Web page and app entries

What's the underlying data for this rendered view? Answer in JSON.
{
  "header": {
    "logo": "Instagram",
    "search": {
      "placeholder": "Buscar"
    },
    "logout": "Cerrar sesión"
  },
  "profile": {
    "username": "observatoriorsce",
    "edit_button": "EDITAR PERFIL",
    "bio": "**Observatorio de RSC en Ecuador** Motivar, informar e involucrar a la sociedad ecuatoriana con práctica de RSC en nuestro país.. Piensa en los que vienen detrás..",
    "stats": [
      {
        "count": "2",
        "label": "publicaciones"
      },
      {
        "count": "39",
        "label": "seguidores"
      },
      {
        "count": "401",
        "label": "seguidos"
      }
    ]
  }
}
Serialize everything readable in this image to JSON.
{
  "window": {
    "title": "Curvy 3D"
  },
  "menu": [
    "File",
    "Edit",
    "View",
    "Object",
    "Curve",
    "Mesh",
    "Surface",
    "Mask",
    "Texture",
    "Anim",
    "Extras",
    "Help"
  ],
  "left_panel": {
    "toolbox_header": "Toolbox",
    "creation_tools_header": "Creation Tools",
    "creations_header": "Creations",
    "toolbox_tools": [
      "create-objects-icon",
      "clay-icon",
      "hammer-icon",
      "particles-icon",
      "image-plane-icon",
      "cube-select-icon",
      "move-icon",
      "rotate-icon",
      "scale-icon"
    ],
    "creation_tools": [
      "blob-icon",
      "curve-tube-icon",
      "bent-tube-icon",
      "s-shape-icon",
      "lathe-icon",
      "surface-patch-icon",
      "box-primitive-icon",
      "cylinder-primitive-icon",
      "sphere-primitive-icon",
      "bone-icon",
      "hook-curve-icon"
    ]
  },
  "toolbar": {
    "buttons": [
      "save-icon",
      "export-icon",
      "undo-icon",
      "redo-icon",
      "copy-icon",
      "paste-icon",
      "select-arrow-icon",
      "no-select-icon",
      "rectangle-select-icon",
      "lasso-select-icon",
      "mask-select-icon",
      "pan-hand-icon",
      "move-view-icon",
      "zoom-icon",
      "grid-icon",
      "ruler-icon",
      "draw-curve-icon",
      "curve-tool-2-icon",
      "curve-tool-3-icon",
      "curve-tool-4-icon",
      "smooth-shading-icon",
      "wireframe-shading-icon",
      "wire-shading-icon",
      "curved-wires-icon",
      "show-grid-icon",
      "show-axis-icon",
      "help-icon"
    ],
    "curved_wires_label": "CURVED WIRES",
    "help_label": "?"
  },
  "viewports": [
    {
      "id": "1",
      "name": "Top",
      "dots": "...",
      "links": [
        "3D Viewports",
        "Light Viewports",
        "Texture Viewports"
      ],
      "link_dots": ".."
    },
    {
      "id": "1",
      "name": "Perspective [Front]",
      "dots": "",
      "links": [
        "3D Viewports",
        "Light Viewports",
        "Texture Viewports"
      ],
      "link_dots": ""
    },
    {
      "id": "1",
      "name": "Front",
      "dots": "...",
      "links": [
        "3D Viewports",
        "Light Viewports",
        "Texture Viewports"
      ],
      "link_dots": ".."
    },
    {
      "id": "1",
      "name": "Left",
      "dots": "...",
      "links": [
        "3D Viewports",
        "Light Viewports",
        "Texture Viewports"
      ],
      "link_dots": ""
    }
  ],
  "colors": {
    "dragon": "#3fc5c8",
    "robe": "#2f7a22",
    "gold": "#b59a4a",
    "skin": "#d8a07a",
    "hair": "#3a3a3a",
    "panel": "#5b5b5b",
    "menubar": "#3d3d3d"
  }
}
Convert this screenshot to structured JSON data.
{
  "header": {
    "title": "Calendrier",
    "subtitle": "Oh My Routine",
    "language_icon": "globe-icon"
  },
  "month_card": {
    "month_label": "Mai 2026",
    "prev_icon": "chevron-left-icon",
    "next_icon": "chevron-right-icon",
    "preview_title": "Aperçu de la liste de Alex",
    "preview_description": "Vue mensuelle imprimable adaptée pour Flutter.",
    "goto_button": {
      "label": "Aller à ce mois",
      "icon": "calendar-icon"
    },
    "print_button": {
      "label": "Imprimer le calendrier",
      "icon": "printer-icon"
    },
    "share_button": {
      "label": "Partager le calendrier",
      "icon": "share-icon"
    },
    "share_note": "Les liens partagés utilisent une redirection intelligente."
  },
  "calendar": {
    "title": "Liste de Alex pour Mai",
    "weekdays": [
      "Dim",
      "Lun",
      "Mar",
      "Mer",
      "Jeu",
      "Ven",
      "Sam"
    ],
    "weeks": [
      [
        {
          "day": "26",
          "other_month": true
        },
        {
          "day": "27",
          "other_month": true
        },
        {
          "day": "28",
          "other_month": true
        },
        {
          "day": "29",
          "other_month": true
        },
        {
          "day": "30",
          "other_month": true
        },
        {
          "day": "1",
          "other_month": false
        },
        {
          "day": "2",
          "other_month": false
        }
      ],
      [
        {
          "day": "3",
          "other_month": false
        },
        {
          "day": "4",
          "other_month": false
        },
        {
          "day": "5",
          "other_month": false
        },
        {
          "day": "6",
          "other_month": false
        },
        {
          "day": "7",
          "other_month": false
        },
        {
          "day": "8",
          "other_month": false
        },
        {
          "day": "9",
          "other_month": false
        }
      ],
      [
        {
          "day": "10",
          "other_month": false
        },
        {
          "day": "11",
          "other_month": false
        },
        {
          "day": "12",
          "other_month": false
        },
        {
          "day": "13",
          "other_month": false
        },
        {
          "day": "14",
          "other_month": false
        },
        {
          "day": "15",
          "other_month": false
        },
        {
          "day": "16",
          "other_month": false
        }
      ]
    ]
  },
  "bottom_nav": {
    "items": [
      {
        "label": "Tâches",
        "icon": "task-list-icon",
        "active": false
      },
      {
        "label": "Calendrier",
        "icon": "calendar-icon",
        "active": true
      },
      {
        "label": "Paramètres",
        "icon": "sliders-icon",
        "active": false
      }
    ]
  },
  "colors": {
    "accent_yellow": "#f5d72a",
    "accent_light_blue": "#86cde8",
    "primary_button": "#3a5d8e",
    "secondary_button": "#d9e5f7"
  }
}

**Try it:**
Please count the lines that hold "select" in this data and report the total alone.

**Written response:**
6